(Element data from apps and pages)
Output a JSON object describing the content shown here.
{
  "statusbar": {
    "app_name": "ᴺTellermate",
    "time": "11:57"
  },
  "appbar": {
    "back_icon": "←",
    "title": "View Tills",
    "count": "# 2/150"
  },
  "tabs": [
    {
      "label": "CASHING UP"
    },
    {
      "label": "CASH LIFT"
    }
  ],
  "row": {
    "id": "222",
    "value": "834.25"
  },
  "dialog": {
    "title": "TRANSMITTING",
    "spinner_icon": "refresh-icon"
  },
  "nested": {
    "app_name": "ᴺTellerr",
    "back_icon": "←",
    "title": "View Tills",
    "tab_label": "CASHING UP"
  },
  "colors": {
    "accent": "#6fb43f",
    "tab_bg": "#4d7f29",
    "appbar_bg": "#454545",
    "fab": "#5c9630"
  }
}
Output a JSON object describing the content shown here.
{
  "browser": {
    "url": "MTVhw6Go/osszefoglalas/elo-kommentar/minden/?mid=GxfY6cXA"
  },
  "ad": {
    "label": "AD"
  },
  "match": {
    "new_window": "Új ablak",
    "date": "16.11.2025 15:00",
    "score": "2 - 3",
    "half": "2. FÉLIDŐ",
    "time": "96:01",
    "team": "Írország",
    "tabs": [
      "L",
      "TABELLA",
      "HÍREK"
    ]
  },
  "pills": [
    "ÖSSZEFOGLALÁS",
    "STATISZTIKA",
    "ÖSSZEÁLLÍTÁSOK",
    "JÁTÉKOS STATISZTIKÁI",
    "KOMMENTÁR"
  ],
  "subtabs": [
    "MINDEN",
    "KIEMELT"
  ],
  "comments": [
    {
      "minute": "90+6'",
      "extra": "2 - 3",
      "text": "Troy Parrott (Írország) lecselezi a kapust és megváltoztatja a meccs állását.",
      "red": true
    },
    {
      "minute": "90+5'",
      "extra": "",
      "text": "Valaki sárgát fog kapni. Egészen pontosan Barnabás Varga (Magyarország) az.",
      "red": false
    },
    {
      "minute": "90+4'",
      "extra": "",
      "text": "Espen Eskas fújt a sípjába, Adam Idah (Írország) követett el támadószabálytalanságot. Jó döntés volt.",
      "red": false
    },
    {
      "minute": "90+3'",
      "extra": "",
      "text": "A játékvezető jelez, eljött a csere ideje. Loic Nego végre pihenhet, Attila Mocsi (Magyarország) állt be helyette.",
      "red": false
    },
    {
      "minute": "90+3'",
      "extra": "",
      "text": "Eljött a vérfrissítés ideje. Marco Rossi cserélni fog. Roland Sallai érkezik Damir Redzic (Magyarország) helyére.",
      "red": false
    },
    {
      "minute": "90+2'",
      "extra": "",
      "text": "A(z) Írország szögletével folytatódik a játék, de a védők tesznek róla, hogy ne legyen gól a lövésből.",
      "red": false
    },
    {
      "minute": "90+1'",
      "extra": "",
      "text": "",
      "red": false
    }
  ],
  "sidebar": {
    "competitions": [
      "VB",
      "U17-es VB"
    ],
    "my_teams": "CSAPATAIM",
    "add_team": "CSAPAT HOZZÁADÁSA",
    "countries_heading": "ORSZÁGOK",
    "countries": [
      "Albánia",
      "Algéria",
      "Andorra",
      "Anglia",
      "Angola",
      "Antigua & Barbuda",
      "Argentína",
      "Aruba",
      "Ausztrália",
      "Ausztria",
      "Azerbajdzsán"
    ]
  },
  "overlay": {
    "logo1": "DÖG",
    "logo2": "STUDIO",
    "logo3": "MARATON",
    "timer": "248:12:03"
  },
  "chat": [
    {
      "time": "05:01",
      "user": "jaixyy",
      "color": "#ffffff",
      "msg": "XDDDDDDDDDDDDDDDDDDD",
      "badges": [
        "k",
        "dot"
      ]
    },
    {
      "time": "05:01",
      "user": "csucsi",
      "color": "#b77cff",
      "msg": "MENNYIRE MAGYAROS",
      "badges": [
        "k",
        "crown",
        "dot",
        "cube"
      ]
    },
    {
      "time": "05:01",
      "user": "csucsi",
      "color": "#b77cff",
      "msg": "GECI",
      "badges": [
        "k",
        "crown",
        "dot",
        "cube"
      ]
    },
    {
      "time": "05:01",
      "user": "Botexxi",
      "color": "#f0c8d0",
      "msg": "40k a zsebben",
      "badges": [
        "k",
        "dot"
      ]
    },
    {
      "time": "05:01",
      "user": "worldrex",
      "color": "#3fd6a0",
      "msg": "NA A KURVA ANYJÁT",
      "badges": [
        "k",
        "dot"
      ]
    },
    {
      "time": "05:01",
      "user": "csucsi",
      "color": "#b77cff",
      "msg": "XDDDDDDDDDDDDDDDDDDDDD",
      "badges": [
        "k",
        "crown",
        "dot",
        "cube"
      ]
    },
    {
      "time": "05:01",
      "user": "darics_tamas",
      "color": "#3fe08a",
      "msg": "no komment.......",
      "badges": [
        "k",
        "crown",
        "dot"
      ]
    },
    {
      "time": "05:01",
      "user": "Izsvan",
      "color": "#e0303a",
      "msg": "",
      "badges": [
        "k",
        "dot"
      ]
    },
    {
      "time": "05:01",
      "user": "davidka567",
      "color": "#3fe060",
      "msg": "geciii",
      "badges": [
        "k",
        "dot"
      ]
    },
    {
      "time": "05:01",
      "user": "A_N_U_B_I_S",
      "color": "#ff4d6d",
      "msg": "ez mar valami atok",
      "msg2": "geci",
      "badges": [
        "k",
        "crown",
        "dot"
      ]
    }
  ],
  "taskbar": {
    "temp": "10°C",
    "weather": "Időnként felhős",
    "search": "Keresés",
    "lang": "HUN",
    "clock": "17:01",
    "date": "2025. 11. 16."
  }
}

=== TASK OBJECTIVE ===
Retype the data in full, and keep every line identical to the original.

=== OUTPUT BELOW ===
Output a JSON object describing the content shown here.
{
  "statusbar": {
    "app_name": "ᴺTellermate",
    "time": "11:57"
  },
  "appbar": {
    "back_icon": "←",
    "title": "View Tills",
    "count": "# 2/150"
  },
  "tabs": [
    {
      "label": "CASHING UP"
    },
    {
      "label": "CASH LIFT"
    }
  ],
  "row": {
    "id": "222",
    "value": "834.25"
  },
  "dialog": {
    "title": "TRANSMITTING",
    "spinner_icon": "refresh-icon"
  },
  "nested": {
    "app_name": "ᴺTellerr",
    "back_icon": "←",
    "title": "View Tills",
    "tab_label": "CASHING UP"
  },
  "colors": {
    "accent": "#6fb43f",
    "tab_bg": "#4d7f29",
    "appbar_bg": "#454545",
    "fab": "#5c9630"
  }
}
Output a JSON object describing the content shown here.
{
  "browser": {
    "url": "MTVhw6Go/osszefoglalas/elo-kommentar/minden/?mid=GxfY6cXA"
  },
  "ad": {
    "label": "AD"
  },
  "match": {
    "new_window": "Új ablak",
    "date": "16.11.2025 15:00",
    "score": "2 - 3",
    "half": "2. FÉLIDŐ",
    "time": "96:01",
    "team": "Írország",
    "tabs": [
      "L",
      "TABELLA",
      "HÍREK"
    ]
  },
  "pills": [
    "ÖSSZEFOGLALÁS",
    "STATISZTIKA",
    "ÖSSZEÁLLÍTÁSOK",
    "JÁTÉKOS STATISZTIKÁI",
    "KOMMENTÁR"
  ],
  "subtabs": [
    "MINDEN",
    "KIEMELT"
  ],
  "comments": [
    {
      "minute": "90+6'",
      "extra": "2 - 3",
      "text": "Troy Parrott (Írország) lecselezi a kapust és megváltoztatja a meccs állását.",
      "red": true
    },
    {
      "minute": "90+5'",
      "extra": "",
      "text": "Valaki sárgát fog kapni. Egészen pontosan Barnabás Varga (Magyarország) az.",
      "red": false
    },
    {
      "minute": "90+4'",
      "extra": "",
      "text": "Espen Eskas fújt a sípjába, Adam Idah (Írország) követett el támadószabálytalanságot. Jó döntés volt.",
      "red": false
    },
    {
      "minute": "90+3'",
      "extra": "",
      "text": "A játékvezető jelez, eljött a csere ideje. Loic Nego végre pihenhet, Attila Mocsi (Magyarország) állt be helyette.",
      "red": false
    },
    {
      "minute": "90+3'",
      "extra": "",
      "text": "Eljött a vérfrissítés ideje. Marco Rossi cserélni fog. Roland Sallai érkezik Damir Redzic (Magyarország) helyére.",
      "red": false
    },
    {
      "minute": "90+2'",
      "extra": "",
      "text": "A(z) Írország szögletével folytatódik a játék, de a védők tesznek róla, hogy ne legyen gól a lövésből.",
      "red": false
    },
    {
      "minute": "90+1'",
      "extra": "",
      "text": "",
      "red": false
    }
  ],
  "sidebar": {
    "competitions": [
      "VB",
      "U17-es VB"
    ],
    "my_teams": "CSAPATAIM",
    "add_team": "CSAPAT HOZZÁADÁSA",
    "countries_heading": "ORSZÁGOK",
    "countries": [
      "Albánia",
      "Algéria",
      "Andorra",
      "Anglia",
      "Angola",
      "Antigua & Barbuda",
      "Argentína",
      "Aruba",
      "Ausztrália",
      "Ausztria",
      "Azerbajdzsán"
    ]
  },
  "overlay": {
    "logo1": "DÖG",
    "logo2": "STUDIO",
    "logo3": "MARATON",
    "timer": "248:12:03"
  },
  "chat": [
    {
      "time": "05:01",
      "user": "jaixyy",
      "color": "#ffffff",
      "msg": "XDDDDDDDDDDDDDDDDDDD",
      "badges": [
        "k",
        "dot"
      ]
    },
    {
      "time": "05:01",
      "user": "csucsi",
      "color": "#b77cff",
      "msg": "MENNYIRE MAGYAROS",
      "badges": [
        "k",
        "crown",
        "dot",
        "cube"
      ]
    },
    {
      "time": "05:01",
      "user": "csucsi",
      "color": "#b77cff",
      "msg": "GECI",
      "badges": [
        "k",
        "crown",
        "dot",
        "cube"
      ]
    },
    {
      "time": "05:01",
      "user": "Botexxi",
      "color": "#f0c8d0",
      "msg": "40k a zsebben",
      "badges": [
        "k",
        "dot"
      ]
    },
    {
      "time": "05:01",
      "user": "worldrex",
      "color": "#3fd6a0",
      "msg": "NA A KURVA ANYJÁT",
      "badges": [
        "k",
        "dot"
      ]
    },
    {
      "time": "05:01",
      "user": "csucsi",
      "color": "#b77cff",
      "msg": "XDDDDDDDDDDDDDDDDDDDDD",
      "badges": [
        "k",
        "crown",
        "dot",
        "cube"
      ]
    },
    {
      "time": "05:01",
      "user": "darics_tamas",
      "color": "#3fe08a",
      "msg": "no komment.......",
      "badges": [
        "k",
        "crown",
        "dot"
      ]
    },
    {
      "time": "05:01",
      "user": "Izsvan",
      "color": "#e0303a",
      "msg": "",
      "badges": [
        "k",
        "dot"
      ]
    },
    {
      "time": "05:01",
      "user": "davidka567",
      "color": "#3fe060",
      "msg": "geciii",
      "badges": [
        "k",
        "dot"
      ]
    },
    {
      "time": "05:01",
      "user": "A_N_U_B_I_S",
      "color": "#ff4d6d",
      "msg": "ez mar valami atok",
      "msg2": "geci",
      "badges": [
        "k",
        "crown",
        "dot"
      ]
    }
  ],
  "taskbar": {
    "temp": "10°C",
    "weather": "Időnként felhős",
    "search": "Keresés",
    "lang": "HUN",
    "clock": "17:01",
    "date": "2025. 11. 16."
  }
}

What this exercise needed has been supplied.